(PROMPT): Every line in the entries that holds "Stefko" should be identified and copied.

┌──

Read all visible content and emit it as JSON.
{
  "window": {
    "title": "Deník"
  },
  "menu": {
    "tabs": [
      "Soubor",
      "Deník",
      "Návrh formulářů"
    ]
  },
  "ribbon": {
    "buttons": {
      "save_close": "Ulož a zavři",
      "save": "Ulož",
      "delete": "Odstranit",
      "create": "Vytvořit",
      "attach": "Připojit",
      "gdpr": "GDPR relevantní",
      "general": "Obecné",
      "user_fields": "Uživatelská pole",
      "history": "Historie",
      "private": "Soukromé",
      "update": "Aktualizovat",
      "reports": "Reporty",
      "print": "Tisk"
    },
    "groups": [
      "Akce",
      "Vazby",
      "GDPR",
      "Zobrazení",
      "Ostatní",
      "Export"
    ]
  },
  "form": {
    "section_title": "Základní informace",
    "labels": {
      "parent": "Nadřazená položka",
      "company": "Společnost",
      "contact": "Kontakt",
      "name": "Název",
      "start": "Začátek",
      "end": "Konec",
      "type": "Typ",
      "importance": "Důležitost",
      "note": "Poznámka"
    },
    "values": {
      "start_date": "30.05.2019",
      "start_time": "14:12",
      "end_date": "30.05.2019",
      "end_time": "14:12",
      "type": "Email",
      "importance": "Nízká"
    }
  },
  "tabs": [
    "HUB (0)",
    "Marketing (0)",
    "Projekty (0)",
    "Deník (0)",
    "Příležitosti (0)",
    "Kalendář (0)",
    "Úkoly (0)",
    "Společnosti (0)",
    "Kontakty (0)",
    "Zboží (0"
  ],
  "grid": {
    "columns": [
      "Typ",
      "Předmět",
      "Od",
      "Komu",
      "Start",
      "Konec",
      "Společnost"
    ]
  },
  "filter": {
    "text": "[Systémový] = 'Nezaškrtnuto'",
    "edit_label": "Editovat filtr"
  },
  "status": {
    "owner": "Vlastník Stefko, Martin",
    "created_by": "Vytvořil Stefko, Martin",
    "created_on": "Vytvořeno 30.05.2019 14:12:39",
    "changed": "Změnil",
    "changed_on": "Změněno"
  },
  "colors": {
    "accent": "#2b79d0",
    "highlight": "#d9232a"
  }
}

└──

(OUTPUT):
    "owner": "Vlastník Stefko, Martin",
    "created_by": "Vytvořil Stefko, Martin",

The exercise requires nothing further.